Scientific and medical literature have established how meth impacts cognitive abilities, psychological makeup and organ functioning. Hart is of a different opinion believing that public perception of meth has been blown out of proportion because of media campaigns.
Effects of Adderall and meth are similar
Known for his research in areas of drug abuse and addiction, Hart argues that public educational campaigns and media propagate false stories to discourage meth use. The only difference between the two drugs, as the professor believes, is the negativity of using meth floating around everywhere. According to him, the biasness of the media contradicts what he observed in his study.

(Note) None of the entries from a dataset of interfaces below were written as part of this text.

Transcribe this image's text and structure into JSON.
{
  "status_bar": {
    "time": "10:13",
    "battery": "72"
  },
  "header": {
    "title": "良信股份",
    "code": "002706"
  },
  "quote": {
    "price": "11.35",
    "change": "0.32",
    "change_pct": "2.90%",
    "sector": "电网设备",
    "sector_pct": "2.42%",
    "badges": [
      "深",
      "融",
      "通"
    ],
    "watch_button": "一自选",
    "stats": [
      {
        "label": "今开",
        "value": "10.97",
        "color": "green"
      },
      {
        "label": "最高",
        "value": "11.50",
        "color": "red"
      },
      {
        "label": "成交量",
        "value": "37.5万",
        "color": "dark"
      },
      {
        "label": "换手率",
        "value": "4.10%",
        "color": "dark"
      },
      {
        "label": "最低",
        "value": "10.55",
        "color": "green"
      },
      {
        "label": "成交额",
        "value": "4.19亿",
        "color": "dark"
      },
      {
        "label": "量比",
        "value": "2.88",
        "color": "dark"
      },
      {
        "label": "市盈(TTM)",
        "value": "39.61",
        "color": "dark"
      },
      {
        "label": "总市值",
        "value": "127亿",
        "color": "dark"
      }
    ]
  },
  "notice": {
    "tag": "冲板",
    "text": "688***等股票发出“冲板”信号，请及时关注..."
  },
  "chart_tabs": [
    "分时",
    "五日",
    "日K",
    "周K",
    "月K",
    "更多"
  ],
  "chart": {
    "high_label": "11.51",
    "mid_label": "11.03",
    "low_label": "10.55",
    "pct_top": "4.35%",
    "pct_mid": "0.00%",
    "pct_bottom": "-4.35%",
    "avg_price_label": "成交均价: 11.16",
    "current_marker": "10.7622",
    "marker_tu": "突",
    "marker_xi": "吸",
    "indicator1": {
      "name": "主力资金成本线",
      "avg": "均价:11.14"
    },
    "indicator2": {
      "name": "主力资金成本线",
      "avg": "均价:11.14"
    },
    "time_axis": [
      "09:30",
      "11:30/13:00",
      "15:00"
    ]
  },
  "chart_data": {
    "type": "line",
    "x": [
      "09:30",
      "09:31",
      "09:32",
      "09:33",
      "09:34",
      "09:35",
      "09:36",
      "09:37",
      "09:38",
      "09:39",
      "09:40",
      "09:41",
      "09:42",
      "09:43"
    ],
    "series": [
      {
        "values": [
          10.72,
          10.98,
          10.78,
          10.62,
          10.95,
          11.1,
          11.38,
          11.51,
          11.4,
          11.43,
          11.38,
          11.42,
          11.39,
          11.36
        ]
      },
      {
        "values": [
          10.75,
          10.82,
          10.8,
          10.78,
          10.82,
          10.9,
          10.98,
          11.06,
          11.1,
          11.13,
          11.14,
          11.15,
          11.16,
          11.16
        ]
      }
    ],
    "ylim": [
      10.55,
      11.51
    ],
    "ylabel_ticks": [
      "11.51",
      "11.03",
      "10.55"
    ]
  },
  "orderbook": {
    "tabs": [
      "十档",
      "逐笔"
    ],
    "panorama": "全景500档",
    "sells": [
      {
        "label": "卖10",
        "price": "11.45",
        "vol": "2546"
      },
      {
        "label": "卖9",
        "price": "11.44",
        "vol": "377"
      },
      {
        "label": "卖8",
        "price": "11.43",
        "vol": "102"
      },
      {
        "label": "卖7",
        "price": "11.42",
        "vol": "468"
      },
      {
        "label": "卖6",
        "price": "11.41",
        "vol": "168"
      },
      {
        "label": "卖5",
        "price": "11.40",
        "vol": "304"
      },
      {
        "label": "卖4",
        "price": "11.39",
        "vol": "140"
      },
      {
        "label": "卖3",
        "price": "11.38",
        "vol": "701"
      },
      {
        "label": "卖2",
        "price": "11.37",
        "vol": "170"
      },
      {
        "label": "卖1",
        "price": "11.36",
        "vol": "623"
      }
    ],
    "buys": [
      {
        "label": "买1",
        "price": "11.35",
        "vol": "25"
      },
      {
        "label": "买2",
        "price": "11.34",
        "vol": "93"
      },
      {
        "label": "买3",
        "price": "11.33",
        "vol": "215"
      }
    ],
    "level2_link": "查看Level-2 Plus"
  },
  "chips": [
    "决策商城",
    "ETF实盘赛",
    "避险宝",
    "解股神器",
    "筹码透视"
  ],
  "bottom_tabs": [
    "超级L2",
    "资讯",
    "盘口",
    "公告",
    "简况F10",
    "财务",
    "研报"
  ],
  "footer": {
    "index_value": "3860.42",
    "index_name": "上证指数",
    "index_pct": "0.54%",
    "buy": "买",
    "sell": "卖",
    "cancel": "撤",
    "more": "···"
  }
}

In 2012, Hart studied 13 men who regularly used meth. The study documented the immediate and short-term effects of the drug. The men were given a hit of methamphetamine and of d-amphetamine or placebo on separate days, a process repeated for several days. The doses were also gradually increased. The participants experienced euphoria, improved concentration, reduced cognitive disruptions and higher energy. Both the drugs increased blood pressure and heart rate.
The participants were then asked to choose either drugs or cash of $5 as a reward. With a low monetary value, 41 percent participants chose self-administration dose. When the cash amount was increased to $20, the choice for drugs dropped to 17 percent. This proved that meth is not so addictive and it may not impair rational judgement. The study also observed that methamphetamine users could not distinguish between the two drugs due to similar positive effects.
The research indicates that the problems associated with crystal meth are perhaps overstated. Hart himself has believed for almost 20 years that meth is a more potent drug. However, awareness is the key to better health and safety.
Road to recovery
More research is needed to further our understanding on drugs such as meth and Adderall. A more informed population will benefit from such studies and understand the complexity arising from regular use of these drugs.
If know someone who is suffering from addiction to any drug and is looking for the finest drug rehabilitation centers in California, contact the California Drug Addiction Helpline or call us on 855-980-1946. You can chat online with our representatives to know more about drug rehab centers in California that offer personalized detoxification programs to remove the toxins from the body and boost recovery.